Task prompt - Report every line of the material that contains the string "responseRedisLastReadTime".

================================

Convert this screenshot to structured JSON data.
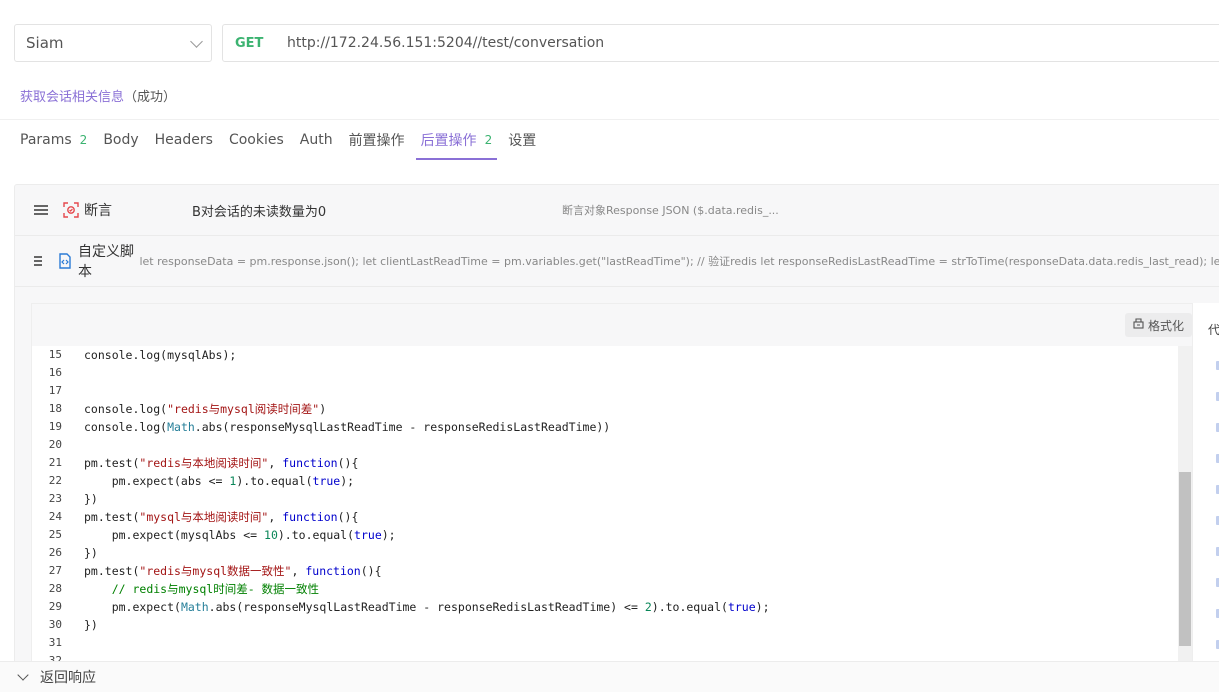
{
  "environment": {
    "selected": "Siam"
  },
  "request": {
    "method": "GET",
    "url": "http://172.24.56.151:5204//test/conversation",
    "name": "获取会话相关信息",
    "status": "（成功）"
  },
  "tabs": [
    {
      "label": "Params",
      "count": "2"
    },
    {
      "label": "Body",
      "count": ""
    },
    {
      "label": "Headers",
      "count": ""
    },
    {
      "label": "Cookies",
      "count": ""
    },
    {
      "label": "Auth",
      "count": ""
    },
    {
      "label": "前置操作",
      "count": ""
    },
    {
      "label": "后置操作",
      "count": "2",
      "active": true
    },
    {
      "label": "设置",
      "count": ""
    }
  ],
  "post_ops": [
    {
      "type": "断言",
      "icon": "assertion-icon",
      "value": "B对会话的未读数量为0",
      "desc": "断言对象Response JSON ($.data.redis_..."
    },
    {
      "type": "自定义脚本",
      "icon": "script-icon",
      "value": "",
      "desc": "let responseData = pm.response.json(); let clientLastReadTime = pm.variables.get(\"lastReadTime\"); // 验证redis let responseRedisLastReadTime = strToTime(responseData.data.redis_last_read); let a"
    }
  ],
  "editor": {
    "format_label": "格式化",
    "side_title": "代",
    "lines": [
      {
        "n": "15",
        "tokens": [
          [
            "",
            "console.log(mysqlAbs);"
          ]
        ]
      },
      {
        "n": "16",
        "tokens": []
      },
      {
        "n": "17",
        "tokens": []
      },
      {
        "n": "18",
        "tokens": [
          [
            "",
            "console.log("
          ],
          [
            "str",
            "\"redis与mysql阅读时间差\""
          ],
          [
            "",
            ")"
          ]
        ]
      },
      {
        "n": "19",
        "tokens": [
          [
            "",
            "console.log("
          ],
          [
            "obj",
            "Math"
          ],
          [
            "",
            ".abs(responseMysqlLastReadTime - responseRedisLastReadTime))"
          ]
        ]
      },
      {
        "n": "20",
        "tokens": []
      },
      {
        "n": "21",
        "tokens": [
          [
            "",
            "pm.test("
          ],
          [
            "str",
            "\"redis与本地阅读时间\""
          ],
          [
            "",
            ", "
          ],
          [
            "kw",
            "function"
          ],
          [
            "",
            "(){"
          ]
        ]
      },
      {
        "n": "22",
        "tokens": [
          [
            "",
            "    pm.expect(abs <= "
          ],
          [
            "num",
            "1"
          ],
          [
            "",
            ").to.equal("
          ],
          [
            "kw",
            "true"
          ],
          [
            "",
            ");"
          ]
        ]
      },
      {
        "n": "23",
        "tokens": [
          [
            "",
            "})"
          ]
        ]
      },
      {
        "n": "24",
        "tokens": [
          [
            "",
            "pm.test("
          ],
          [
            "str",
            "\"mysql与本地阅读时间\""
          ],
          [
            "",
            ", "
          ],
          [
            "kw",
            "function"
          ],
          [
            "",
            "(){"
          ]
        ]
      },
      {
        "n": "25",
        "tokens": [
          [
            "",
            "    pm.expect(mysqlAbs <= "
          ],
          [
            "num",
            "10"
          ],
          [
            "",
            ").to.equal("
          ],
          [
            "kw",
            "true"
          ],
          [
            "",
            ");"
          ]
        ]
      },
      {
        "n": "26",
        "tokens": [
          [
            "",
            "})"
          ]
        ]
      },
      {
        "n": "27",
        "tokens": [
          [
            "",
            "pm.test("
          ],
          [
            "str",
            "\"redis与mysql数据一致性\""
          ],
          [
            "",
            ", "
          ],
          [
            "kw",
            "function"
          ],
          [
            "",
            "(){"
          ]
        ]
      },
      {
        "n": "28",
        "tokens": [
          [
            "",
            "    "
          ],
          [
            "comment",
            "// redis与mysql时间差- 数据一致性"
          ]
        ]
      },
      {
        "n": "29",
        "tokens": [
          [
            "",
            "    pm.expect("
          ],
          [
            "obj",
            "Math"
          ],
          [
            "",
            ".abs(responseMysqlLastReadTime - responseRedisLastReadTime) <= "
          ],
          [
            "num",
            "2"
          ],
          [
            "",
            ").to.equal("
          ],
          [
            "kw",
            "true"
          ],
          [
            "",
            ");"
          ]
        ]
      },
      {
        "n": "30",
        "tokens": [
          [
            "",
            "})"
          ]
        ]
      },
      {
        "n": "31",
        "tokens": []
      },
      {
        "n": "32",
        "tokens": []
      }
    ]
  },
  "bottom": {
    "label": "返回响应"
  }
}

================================

Output of the task -
      "desc": "let responseData = pm.response.json(); let clientLastReadTime = pm.variables.get(\"lastReadTime\"); // 验证redis let responseRedisLastReadTime = strToTime(responseData.data.redis_last_read); let a"
            ".abs(responseMysqlLastReadTime - responseRedisLastReadTime))"
            ".abs(responseMysqlLastReadTime - responseRedisLastReadTime) <= "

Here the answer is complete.